Introduction to PHP LAMP Stack
What is the LAMP stack?
The LAMP stack (Linux, Apache, MySQL, and PHP) is a popular open-source web development stack that is used to build dynamic websites and web applications.
Linuxis the operating system that the stack runs on. It is a popular choice for web servers because it is stable, secure, and open-source.
Apacheis the web server software that is used to serve web pages to clients. It is a popular choice because it is open-source, stable, and has a large community of developers.
MySQLis the database management system that is used to store and retrieve data for the web application. It is a popular choice because it is open-source, stable, and has a large community of developers.

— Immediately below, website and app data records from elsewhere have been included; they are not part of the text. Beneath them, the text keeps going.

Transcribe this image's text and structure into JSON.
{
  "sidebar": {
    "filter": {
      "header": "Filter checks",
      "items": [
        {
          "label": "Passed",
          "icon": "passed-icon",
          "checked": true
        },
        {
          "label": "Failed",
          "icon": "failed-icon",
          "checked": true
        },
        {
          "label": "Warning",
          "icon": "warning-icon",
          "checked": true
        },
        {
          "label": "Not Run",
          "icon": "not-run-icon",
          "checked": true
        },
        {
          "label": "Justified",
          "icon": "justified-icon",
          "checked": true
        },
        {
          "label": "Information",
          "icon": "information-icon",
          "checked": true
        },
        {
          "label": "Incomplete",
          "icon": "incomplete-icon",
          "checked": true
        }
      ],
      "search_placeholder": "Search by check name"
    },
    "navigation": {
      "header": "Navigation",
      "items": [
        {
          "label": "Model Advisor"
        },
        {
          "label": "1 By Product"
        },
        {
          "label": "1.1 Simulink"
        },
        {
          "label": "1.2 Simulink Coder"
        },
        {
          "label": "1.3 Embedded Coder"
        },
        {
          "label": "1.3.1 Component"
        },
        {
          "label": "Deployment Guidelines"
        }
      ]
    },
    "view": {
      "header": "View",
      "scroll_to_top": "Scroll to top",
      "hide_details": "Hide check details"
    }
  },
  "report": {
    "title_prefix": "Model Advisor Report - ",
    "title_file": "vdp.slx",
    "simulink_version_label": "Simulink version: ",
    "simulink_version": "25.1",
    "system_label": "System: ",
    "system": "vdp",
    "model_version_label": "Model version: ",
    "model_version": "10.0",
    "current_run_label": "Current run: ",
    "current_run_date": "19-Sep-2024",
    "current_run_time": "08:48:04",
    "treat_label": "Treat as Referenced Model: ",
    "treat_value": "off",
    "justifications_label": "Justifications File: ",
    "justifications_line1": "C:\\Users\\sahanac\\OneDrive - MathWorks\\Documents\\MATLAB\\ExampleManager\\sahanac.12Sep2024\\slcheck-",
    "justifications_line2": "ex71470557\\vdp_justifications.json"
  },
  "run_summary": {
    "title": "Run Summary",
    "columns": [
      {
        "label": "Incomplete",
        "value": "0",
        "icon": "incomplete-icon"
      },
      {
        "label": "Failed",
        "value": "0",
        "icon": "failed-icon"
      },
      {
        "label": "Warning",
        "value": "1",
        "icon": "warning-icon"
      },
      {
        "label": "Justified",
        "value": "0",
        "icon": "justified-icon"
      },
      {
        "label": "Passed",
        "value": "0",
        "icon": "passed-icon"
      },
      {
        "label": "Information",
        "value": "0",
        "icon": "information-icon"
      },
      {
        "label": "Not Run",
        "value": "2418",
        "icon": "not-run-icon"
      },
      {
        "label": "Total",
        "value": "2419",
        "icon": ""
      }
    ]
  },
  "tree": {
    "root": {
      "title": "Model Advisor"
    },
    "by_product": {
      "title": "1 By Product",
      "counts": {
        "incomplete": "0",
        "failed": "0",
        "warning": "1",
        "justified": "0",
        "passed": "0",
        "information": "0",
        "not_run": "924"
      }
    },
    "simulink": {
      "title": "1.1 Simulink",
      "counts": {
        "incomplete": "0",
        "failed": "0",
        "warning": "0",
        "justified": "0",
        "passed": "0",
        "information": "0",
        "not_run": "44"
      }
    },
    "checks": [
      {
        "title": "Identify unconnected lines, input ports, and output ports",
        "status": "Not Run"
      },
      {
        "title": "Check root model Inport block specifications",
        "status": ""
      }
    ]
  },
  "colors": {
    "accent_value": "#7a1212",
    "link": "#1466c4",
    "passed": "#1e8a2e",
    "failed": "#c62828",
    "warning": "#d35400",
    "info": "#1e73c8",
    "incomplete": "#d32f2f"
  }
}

PHP is the programming language that is used to build the dynamic functionality of the web application. It is a popular choice because it is open-source, easy to learn, and has a large community of developers.
The LAMP stack is so "famous" because it is a cost-effective, open-source, and widely supported solution that provides a robust platform for building and deploying web applications. Additionally, all of the components of the LAMP stack are widely supported and have large communities, which makes it easy to find resources and get help when needed.
Furthermore, the LAMP stack is compatible with many popular web development frameworks, such as WordPress, Joomla, and Drupal, which makes it easy to build and deploy web applications quickly and easily.
Some best practices for using the LAMP stack include:
Make sure to keep your Linux operating system and all of the LAMP stack components (Apache, MySQL, and PHP) updated to the latest stable versions in order to ensure security and performance.
Use a strong password for the MySQL root account and limit the privileges of other MySQL users to the minimum required for their tasks.
Use an opcode cache such as APC or OpCache to speed up the execution of PHP scripts.
Use tools like Apache's mod_log_config and mod_status to monitor web server performance and log activity. Also, use MySQL's slow query log and general query log to identify and optimize slow or problematic SQL queries.
Test your application and web server configuration for security vulnerabilities and address any issues that are found.
Use tools like Apache's mod_proxy_balancer or HAProxy to distribute incoming traffic across multiple servers. When necessary, consider using a Content Delivery Network (CDN) to handle large numbers of requests and reduce load on your servers.
Use tools like Apache's ab and MySQL's mysqltuner to identify and optimize performance bottlenecks.